Brown Hart Gardens was built in 1906 above the old Duke Street electricity substation. Architect Sir Stanley Peach covered the substation with a 950 sq m roof, a domed gazebo and steps at either end.
The deck has been resurfaced with French Villebois Limestone, and the drainage system redesigned to drain water to a new perimeter channel offering greater protection for the substation below. A new water feature, designed by Andrew Ewing, is situated in one of the garden’s original stone seats. Trees and plants have been planted at the perimeter in special planters that are also power units and contain lights illuminating the deck. The planters and seats in the middle of the deck can be moved around into a variety of configurations allowing flexible planting schemes to add interest to the gardens through the seasons.
A 50-seater café has been put in at the western end of the gardens. Its design blends into the existing features and landscape. The north, south and east elevations of the café are all glazed panels which can slide back in warm weather. To minimise the amount of plant needed, the glazing itself acts as the heating system for the café. A new glazed lift and access staircase makes the gardens fully inclusive.

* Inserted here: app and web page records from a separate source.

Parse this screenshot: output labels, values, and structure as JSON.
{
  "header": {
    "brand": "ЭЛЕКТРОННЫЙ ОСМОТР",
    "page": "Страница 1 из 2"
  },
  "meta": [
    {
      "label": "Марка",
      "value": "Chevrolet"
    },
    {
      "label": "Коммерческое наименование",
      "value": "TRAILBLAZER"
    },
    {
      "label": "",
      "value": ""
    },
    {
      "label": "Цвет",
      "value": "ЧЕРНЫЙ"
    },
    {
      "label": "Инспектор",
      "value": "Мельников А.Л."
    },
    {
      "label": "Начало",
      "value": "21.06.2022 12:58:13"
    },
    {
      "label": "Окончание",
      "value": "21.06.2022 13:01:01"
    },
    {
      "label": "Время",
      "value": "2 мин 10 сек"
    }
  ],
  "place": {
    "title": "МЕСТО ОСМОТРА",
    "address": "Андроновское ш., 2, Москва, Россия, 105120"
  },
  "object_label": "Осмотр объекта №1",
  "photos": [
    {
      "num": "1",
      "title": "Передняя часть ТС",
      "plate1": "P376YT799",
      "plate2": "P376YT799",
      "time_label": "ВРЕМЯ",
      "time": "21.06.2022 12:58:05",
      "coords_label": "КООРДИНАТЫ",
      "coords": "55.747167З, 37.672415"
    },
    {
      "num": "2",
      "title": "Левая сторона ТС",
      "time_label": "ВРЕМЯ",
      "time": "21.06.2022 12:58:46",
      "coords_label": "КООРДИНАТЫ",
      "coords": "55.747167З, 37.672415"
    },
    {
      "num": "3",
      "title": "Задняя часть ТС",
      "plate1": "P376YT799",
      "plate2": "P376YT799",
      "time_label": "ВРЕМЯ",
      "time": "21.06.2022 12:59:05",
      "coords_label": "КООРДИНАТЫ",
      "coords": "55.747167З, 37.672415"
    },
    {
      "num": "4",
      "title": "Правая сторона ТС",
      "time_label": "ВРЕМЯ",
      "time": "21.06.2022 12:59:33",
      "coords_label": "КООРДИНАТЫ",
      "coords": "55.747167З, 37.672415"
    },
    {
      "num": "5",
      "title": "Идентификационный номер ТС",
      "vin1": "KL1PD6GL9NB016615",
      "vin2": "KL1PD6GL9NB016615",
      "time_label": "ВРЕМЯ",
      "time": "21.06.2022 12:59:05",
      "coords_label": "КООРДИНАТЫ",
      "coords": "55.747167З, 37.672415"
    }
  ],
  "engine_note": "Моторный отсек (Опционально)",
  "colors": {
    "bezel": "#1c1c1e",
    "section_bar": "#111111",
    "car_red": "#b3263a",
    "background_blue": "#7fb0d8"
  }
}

We have also completed significant public realm work on Duke Street, on which Brown Hart Gardens is located. Our public realm improvement scheme across our London estate supports our aim to create better places for people to live, work and visit.